Similar to parts that are printed using vat photopolymerization, material extrusion parts require support material to print successfully, where the support material prevents the model from falling down. The support material may be printed with the same nozzle as the main model material or with a separate nozzle using a different material, some material which can be dissolved in a hot water bath or solvent (e.g., alkaline solution). If a non-dissolvable or identical material is used for the supports, then these support structures are broken away from the part manually. If an alkaline bath is used, the part is rinsed in a water bath afterward and allowed to dry. Depending on the material, support structures may only have the option to be breakaway even if they are a different material. In some cases, a part may also be oriented on the build platform so that no supports are needed. Fig. 5.5 shows a tibia model printed using material extrusion with its support structures and infill geometry.
Material extrusion printers have a wide selection of materials which are typically 1 kg spools of thermoplastic filament with a 1.75 or 3.00 mm diameter. The spools are usually shipped in shrink wrap with a desiccant to reduce humidity. It is recommended that unused filament spools be stored in a cool, dry, dark area and only opened when needed for printing. Polylactic acid (PLA) and acrylonitrile butadiene styrene (ABS) are the most common and most widely utilized materials.

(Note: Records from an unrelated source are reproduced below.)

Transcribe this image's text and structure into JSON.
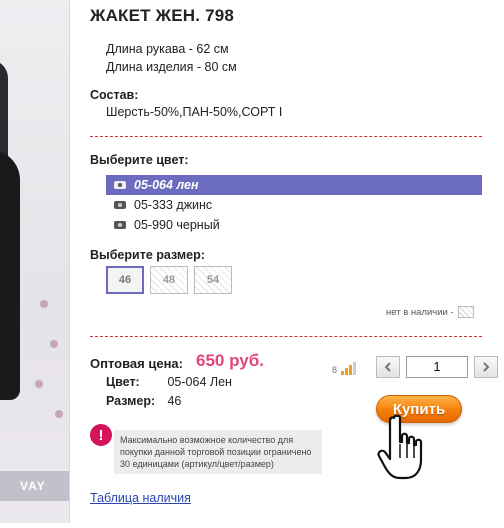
{
  "product": {
    "title": "ЖАКЕТ ЖЕН. 798",
    "sleeve_length": "Длина рукава - 62 см",
    "item_length": "Длина изделия - 80 см",
    "composition_label": "Состав:",
    "composition_value": "Шерсть-50%,ПАН-50%,СОРТ I"
  },
  "photo": {
    "watermark": "VAY"
  },
  "color": {
    "label": "Выберите цвет:",
    "options": [
      "05-064 лен",
      "05-333 джинс",
      "05-990 черный"
    ],
    "selected_index": 0
  },
  "size": {
    "label": "Выберите размер:",
    "options": [
      "46",
      "48",
      "54"
    ],
    "selected": "46"
  },
  "availability_note": "нет в наличии -",
  "price": {
    "label": "Оптовая цена:",
    "value": "650 руб.",
    "color_key": "Цвет:",
    "color_val": "05-064 Лен",
    "size_key": "Размер:",
    "size_val": "46"
  },
  "stock": {
    "count": "8",
    "level_bars_on": 3,
    "level_bars_total": 4
  },
  "quantity": {
    "value": "1",
    "prev_icon": "chevron-left-icon",
    "next_icon": "chevron-right-icon"
  },
  "buy_button": "Купить",
  "warning": {
    "icon": "!",
    "text": "Максимально возможное количество для покупки данной торговой позиции ограничено 30 единицами (артикул/цвет/размер)"
  },
  "availability_link": "Таблица наличия",
  "colors": {
    "accent": "#6b6bbf",
    "price": "#e04778",
    "divider": "#cc3333",
    "buy": "#f57f0a"
  }
}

Some other materials include high-impact polystyrene, nylon, polycarbonate (PC), polyethylene terephthalate, polyetherimide, polyvinyl alcohol, and thermoplastic polyurethane (TPU). In addition, creative materials with infiltrates of glass and fibers are also available. Finally, metal 3D printing with material extrusion has recently become possible, and it includes a ceramic release layer between the support structures and part to enhance support removal.
Most frequently, material extrusion technology is used to create monochrome plastic parts with larger anatomical features such as bones. 3D designs for assistive technology and orthotics are also commonly manufactured with material extrusion technologies. Multifilament machines have allowed medical models that include two or more materials or colors in the same build. Due to the resolution limitations and limited multicolor and multimaterial capabilities, superfine features such as smaller branch vessels are difficult to manufacture using this technology.
Material jetting is a process in which droplets of material, typically a liquid photopolymer, are selectively deposited onto a build platform and are cured with UV light or solidified due to ambient conditions ( Fig. 5.6 ). Similar to conventional two-dimensional ink-jet printers, material is jetted, sprayed, or extruded horizontally along the X- and Y-axes on the build surface. Most often, high-intensity UV light is used next to cure the layer of polymers allowing them to quickly transition from a liquid to solid state. This process is repeated, with each new layer bonding to the previous, until the object is complete. Some machines may use a wax and ambient temperatures in lieu of the photopolymer and light. These wax models may be used to make a cast using a burn out procedure, commonly called “lost wax.” After the build is complete, the object is removed from the platform and temporary supports are eliminated using a pressure washer, heat, or bath of basic solution. 3D printed models printed with material jetting can then be polished or coated, to achieve optimal visualization properties.